Body and Structure @ Cory Nielsen



On show at Cory Nielsen in Vienna is a collection of works by artists Olga Balema, Marlie Mul and Iza Tarasewicz. The installation covers various spaces in the historic Palais Dumba, subtly working in contrast to the rigidity of this formal structure.

Tarasewicz’s Arena II (2016), leads visitors through the space, suspended from the ceiling by hooks and wires. The 70 metre rope has been constructed from silicone and handmade hemp fibre, a technique that adds a strong sense of bodily discomfort when looking at the work. It’s coiling nature with it’s sticky texture conjures up thoughts of the body, as if one’s intestines had been pulled from the gut and hung up to dry. It’s title on the other hand refers to structure, a place for sport or competition, or in more modern times, for political debate. This contrast between soft and organic, against formality and competition, creates an interesting tension.

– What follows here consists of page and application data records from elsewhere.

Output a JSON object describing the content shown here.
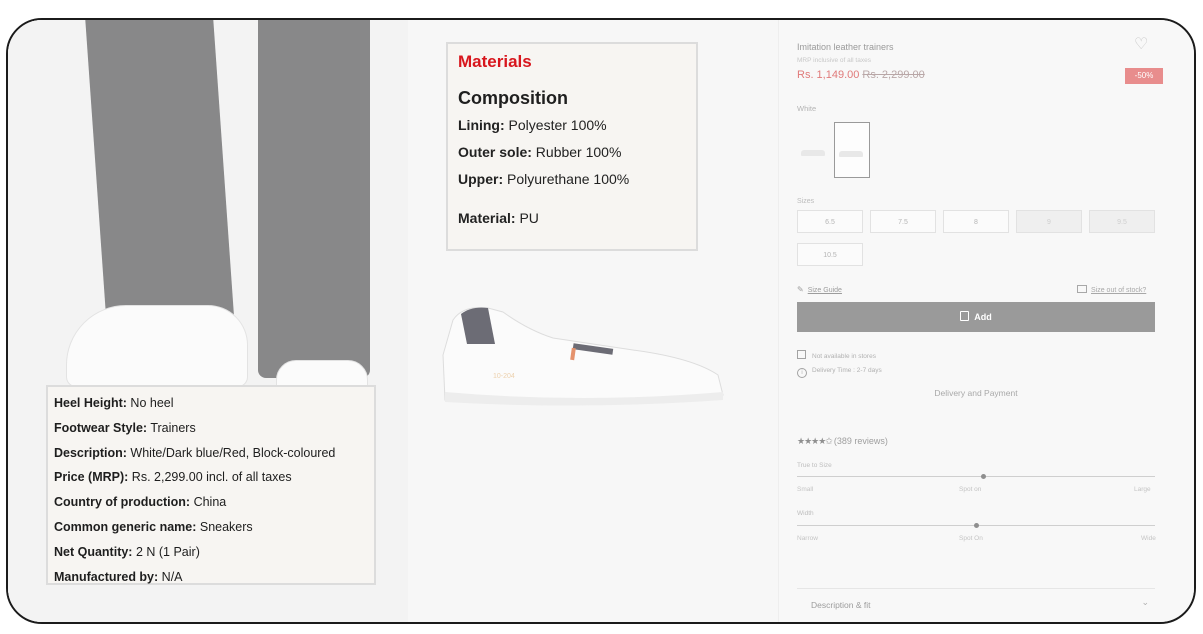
{
  "materials": {
    "title": "Materials",
    "composition_heading": "Composition",
    "lining_label": "Lining:",
    "lining_value": " Polyester 100%",
    "outer_sole_label": "Outer sole:",
    "outer_sole_value": " Rubber 100%",
    "upper_label": "Upper:",
    "upper_value": " Polyurethane 100%",
    "material_label": "Material:",
    "material_value": " PU"
  },
  "details": [
    {
      "label": "Heel Height:",
      "value": " No heel"
    },
    {
      "label": "Footwear Style:",
      "value": " Trainers"
    },
    {
      "label": "Description:",
      "value": " White/Dark blue/Red, Block-coloured"
    },
    {
      "label": "Price (MRP):",
      "value": " Rs. 2,299.00 incl. of all taxes"
    },
    {
      "label": "Country of production:",
      "value": " China"
    },
    {
      "label": "Common generic name:",
      "value": " Sneakers"
    },
    {
      "label": "Net Quantity:",
      "value": " 2 N (1 Pair)"
    },
    {
      "label": "Manufactured by:",
      "value": " N/A"
    }
  ],
  "product": {
    "title": "Imitation leather trainers",
    "mrp_note": "MRP inclusive of all taxes",
    "price": "Rs. 1,149.00",
    "old_price": "Rs. 2,299.00",
    "discount": "-50%",
    "color_label": "White",
    "heel_label_on_image": "10-204"
  },
  "sizes": {
    "label": "Sizes",
    "options": [
      {
        "value": "6.5",
        "available": true
      },
      {
        "value": "7.5",
        "available": true
      },
      {
        "value": "8",
        "available": true
      },
      {
        "value": "9",
        "available": false
      },
      {
        "value": "9.5",
        "available": false
      },
      {
        "value": "10.5",
        "available": true
      }
    ],
    "size_guide": "Size Guide",
    "out_of_stock_link": "Size out of stock?"
  },
  "actions": {
    "add_label": "Add"
  },
  "availability": {
    "stores": "Not available in stores",
    "delivery_time": "Delivery Time : 2-7 days",
    "delivery_payment": "Delivery and Payment"
  },
  "reviews": {
    "stars": "★★★★✩",
    "count_text": "(389 reviews)",
    "rating_fraction": 0.9
  },
  "fit": {
    "true_to_size_label": "True to Size",
    "true_to_size_scale": [
      "Small",
      "Spot on",
      "Large"
    ],
    "true_to_size_position": 0.52,
    "width_label": "Width",
    "width_scale": [
      "Narrow",
      "Spot On",
      "Wide"
    ],
    "width_position": 0.5
  },
  "accordion": {
    "description_fit": "Description & fit",
    "chevron": "⌄"
  },
  "icons": {
    "heart": "heart-icon",
    "pencil": "pencil-icon",
    "mail": "mail-icon",
    "bag": "bag-icon",
    "store": "store-icon",
    "info": "info-icon",
    "chevron": "chevron-down-icon"
  },
  "colors": {
    "materials_title": "#d8161d",
    "price_sale": "#e07a7a",
    "badge": "#e88d8d",
    "add_button": "#9a9a9a"
  }
}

In the main space, Balema’s Interior Biomorphic Attachment (5), 2014, echoes visual representations of Arena II. Her low slung sculpture sags sadly, low across the wall. The work is constructed using Polyfoam that is folded over a metal frame and then sealed with Latex. The method gives both bodily and structural connotations with the piece appearing soft from a distance, while seeming solid up close. The flesh coloured sculpture, with it’s humanistic sag, again contrasts the formality of the space and as with draping rope above, holds a strange duality that balances between construction and the organic.

Mul’s dryly titled Hammers, 2016, follow a similar context. The enlarged hammers have been rendered useless due to their size and materiality. The rubber construction turns a rigid item into a bending, unwieldy one, defeating it’s very purpose and function. This thought along with the weight of the objects matching an average human body, personifies the hammers, giving them the very real human quality of defeat and demise.

In this show, the dialogue between these artists and objects is heightened by the historical and formal nature of the space, one that confines, but also makes the slumping nature of the work feel even more palpable.

Images: Courtesy of Cory Nielsen